A press release from Norway is available at https://www.regjeringen.no/no/aktuelt/eksport-av-co2-for-offshore-lagringsformal-tillates/id2673809/ (in Norwegian). A press briefing from the IMO is available at http://www.imo.org/en/MediaCentre/PressBriefings/Pages/22-CCS-LP-resolution-.aspx . In due course a copy of the Resolution will be available as an annex in the report of the meeting LC41 on the IMO website http://www.imo.org/en/OurWork/Environment/LCLP/Pages/default.aspx under "IMODOCs" and "Public Account" and the LC41 meeting. When these documents are finalised and public we will produce an IEAGHG Information Paper with more details of the Resolution.

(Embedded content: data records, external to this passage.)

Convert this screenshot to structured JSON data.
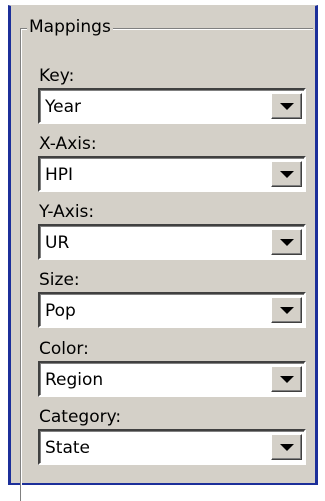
{
  "group": {
    "title": "Mappings"
  },
  "fields": [
    {
      "label": "Key:",
      "value": "Year"
    },
    {
      "label": "X-Axis:",
      "value": "HPI"
    },
    {
      "label": "Y-Axis:",
      "value": "UR"
    },
    {
      "label": "Size:",
      "value": "Pop"
    },
    {
      "label": "Color:",
      "value": "Region"
    },
    {
      "label": "Category:",
      "value": "State"
    }
  ],
  "icons": {
    "dropdown": "chevron-down-icon"
  },
  "colors": {
    "panel_bg": "#d4d0c8",
    "window_border": "#1c2f9a",
    "field_bg": "#ffffff"
  }
}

For background and a description of Norway's proposal see IEAGHG Information Paper 2019-IP11 http://documents.ieaghg.org/index.php/s/5PFjfx8GPRZ9I1P (note the Resolution wording changed from the proposal). As a reminder, the London Convention and Protocol are the global treaties that protect the marine environment. A CCS amendment proposed by UK and others was approved in 2006 to allow CO2 storage in sub-seabed formations, it came with guidance on permitting in the 'CO2 Specific Guidelines' (2007). As the London Protocol also prohibits exports of wastes for dumping elsewhere, an amendment was proposed by Norway and approved in 2009 to allow export of CO2 for geological storage. The detailed work on the guidance on transboundary CCS and export of CO2 was completed in 2012 and 2013 (see IEAGHG 2013-IP26 and 2014-IP19). However for this CCS export amendment to come into force, two thirds of the now 51 Parties to the London Protocol need to ratify the amendment (ie 34). In terms of ratification progress, this has been extremely slow, with just Norway, UK, Netherlands, Iran, Finland and Estonia having ratified over the ten years since, whilst the number of Parties has grown by 14 over the same period. This means there remained this legal barrier to exporting CO2 from one country to another for offshore storage projects. In 2011 the IEA produced a Working Paper "CCS and the London Protocol: Options for Enabling Transboundary CO2 Transfer", with IEAGHG input. This described options to waiting for ratification, and these options were more recently been presented and discussed at the 3rd Offshore CCS workshop in June 2018 (IEAGHG Report 2018-TR02) and at GHGT-14 session 11C. One of these options was Provisional Application.